Well, he apparently got sick of that and relocated to Iron Lake for a more comfortable job and a life that is fuller and more robustly normal than Dexter Morgan’s ever was. He clearly has no fear of being discovered, or he wouldn’t be posing for the ‘Gram after rolling a 300. If we’re to believe that Harrison, an entire teenager, tracked Dexter to Iron Lake, it’s tough to also believe that Dexter was making even a modest effort to evade capture. (It’s possible that Debra was teaching a six-year-old Harrison the fundamentals of skip tracing prior to her death, but that’s not part of any canon I’ve seen.)
It’s no longer clear what purpose Jim Lindsay serves, if not to punish Dexter for his crimes or to help him evade capture. If he’s spent the last decade as a recovered addict and has rebuilt a normal life and routine around work, responsibilities, romance, friends, and hobbies, then that’s great for Jim Lindsay. The Dexter I know is a misanthropic weirdo who has practiced how to behave like a human in order to preserve his freedom but is ever the trickster. He’s fooling everyone around him with a performance of a person who doesn’t actually exist. Jim Lindsay seems to actually exist as if the performance has become real.
Whatever this current version of Dexter is, he’s the most prepared for parenthood than he’s ever been in his life. He’s gotten a cot for Harrison to sleep in and will be enrolling him in school alongside Angela’s adopted daughter Audrey. Rather than seeing Harrison as a terrifying burden and a ticking time bomb, he sees him as an opportunity to redeem Dexter Morgan rather than pretending to be Jim Lindsay. And he truly seems to crave fatherhood, which further contributes to the feeling that this Dexter is some kind of imposter. Without some deeper insights into how and why Dexter established this life and persona, New Blood is going to feel as hollow at its core as Dexter used to feel once upon a time.
- The ending gives the first glimpse of our primary villain, Kurt Caldwell, who successfully urges Angela to continue the search for the missing son gruesomely buried just beneath his feet.

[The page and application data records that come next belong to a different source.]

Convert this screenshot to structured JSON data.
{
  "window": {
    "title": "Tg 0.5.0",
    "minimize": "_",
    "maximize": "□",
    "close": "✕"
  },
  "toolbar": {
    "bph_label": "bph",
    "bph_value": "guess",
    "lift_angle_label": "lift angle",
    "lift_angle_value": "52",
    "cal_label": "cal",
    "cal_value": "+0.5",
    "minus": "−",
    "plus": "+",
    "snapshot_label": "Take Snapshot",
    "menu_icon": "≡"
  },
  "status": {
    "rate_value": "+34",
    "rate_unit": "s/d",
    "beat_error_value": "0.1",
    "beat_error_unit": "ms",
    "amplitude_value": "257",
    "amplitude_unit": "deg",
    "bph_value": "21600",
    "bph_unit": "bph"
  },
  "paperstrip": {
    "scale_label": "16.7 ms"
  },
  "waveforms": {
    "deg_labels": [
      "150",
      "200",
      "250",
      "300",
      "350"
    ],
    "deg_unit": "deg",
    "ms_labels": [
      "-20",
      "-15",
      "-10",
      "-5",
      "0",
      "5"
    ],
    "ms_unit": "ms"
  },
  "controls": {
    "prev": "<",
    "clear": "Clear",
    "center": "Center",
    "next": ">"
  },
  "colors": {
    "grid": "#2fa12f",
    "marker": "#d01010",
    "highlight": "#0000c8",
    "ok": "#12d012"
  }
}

- The young girl Angela helped with food and money in the premiere is not in great shape, having checked into a motel she’s unable to check out of. After being drugged and robbed of her phone, she realizes she’s being watched and finds a fun little message written around the lens.
- A piercing blue eye watches the girl struggle on a laptop screen, and the editing suggests it belongs to the local energy baron, but that eye looks like Clancy Brown’s to me.
- The full-time return of Dexter’s inner monologue isn’t entirely welcome: “We need to talk. Words you never want to hear from your doctor or your girlfriend.” I groaned aloud.
- “Stop acting like you’re such an evil person. I don’t remember a lot, but all my memories of you are good. [...] The worst thing you ever did was leave me.” Oh Harrison, you poor, sweet boy.
- Speaking of Harrison, Jack Alcott is excellently cast and holds his own against Michael C. Hall.
- I’m enjoying watching Hall and Jennifer Carpenter acting together again, but I don’t understand Ghost Deb either. Watching Ghost Deb taunt Dexter so mercilessly is confusing considering the last time we saw her, she was using her final breaths to absolve Dexter of responsibility so he could go on to live the happy and guilt-free life he deserves.
- Do the kids still listen to Dinosaur Jr. these days? It’s fine by me, I’m just wondering.